Blog posts on Galatians seem to be feast or famine. We can go a couple of weeks with nothing and then suddenly there are several to report.
Michael F. Bird reports that the two most persuasive arguments he has read regarding Gal. 2.11-14 are by Mark Nanos and Peter Tomson. You can check out the reasons for that here or read Tomson’s book, the details of which are below.
Peter J. Tomson, Paul and the Jewish Law: Halakha in the Letters of the Apostle to the Gentiles. (Compendia Rerum Iudaicarum ad Novum Testamentum. Section Three. Jewish Traditions in Early Christian Literature, 1). Assen: Van Gorcum, 1990. 9023224906, 9789023224907. Minneapolis: Fortress Press, 1991. 080062467X, 9780800624675.

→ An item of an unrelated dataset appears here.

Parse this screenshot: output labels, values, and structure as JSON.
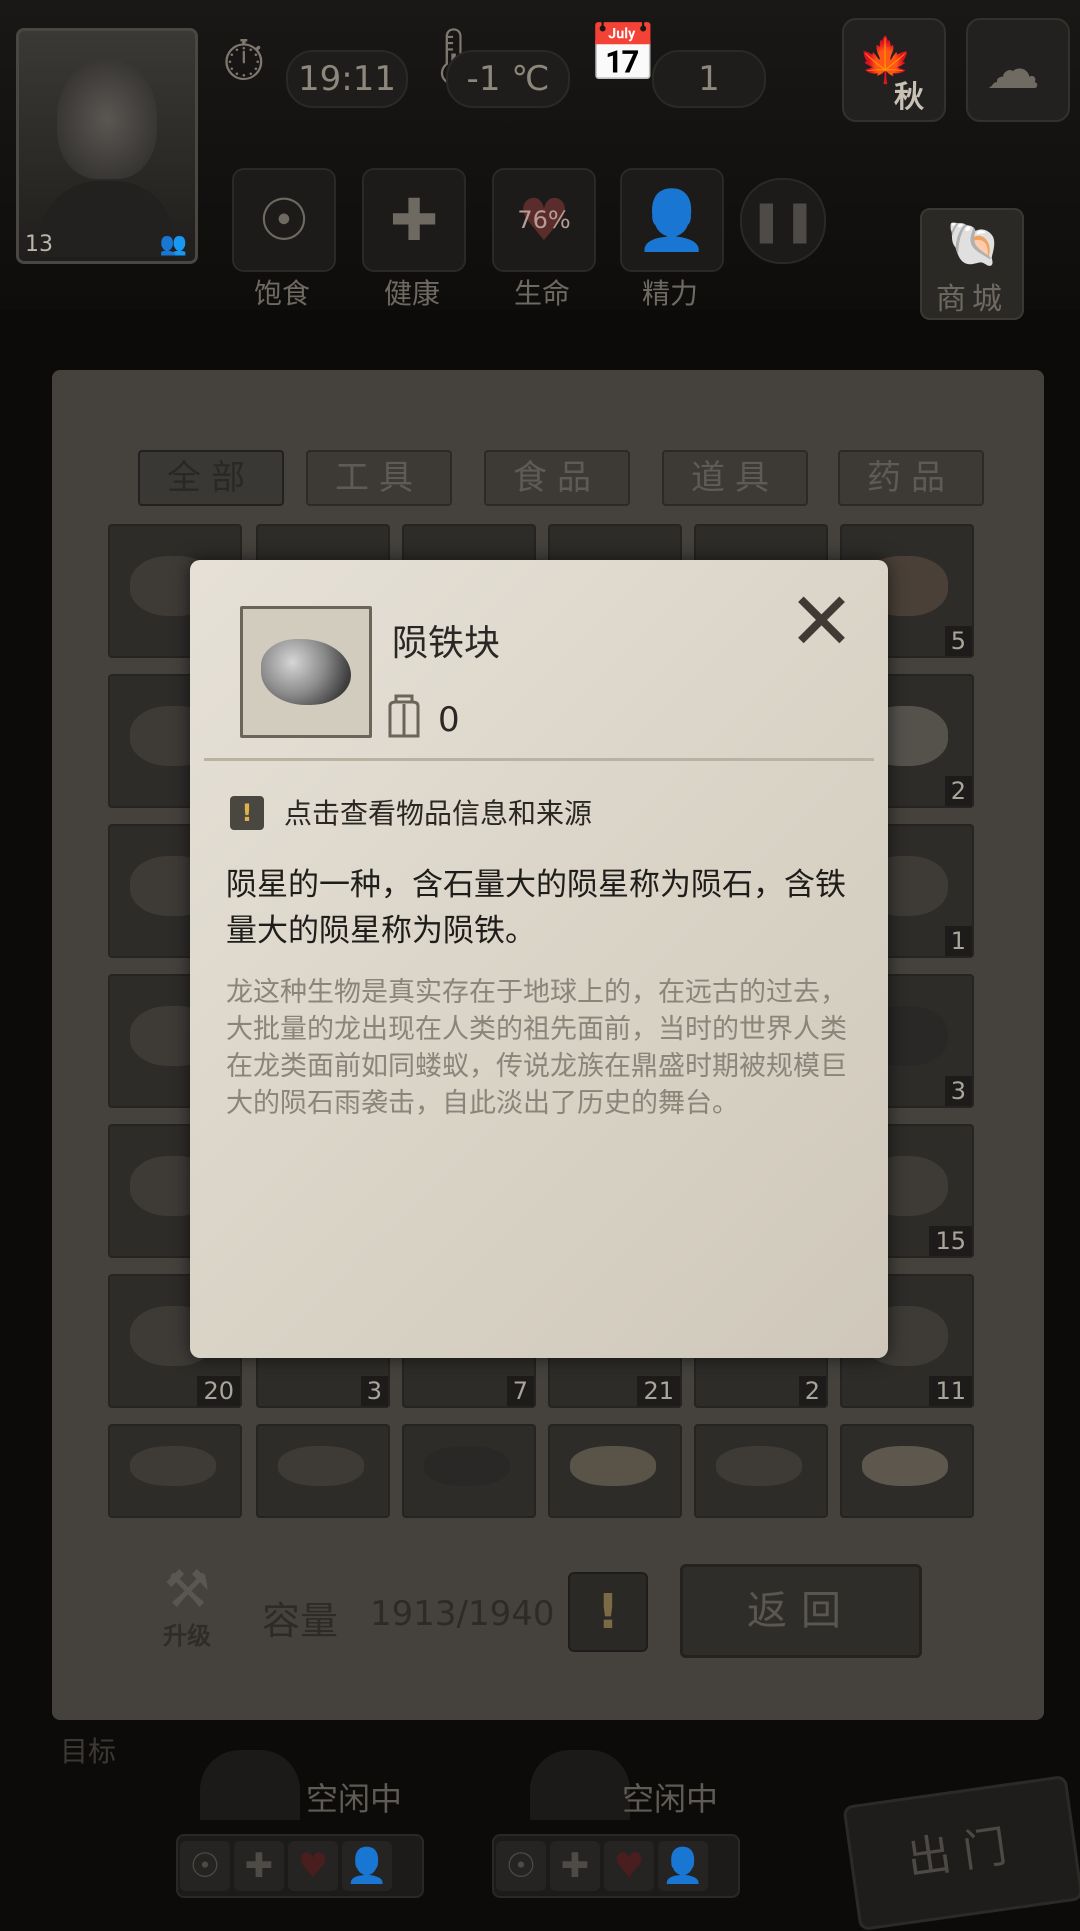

Peter M. Head looks at the argument of Angela Standhartinger [“Colossians and the Pauline School” NTS 50 (2004): 571-593] with relation to Galatians and concludes that she overstretches the evidence in making her conclusion that Paul did not anticipate his letters being copied.
Stephen C. Carlson reports on extensive errata in Swanson’s collation of C in Galatians.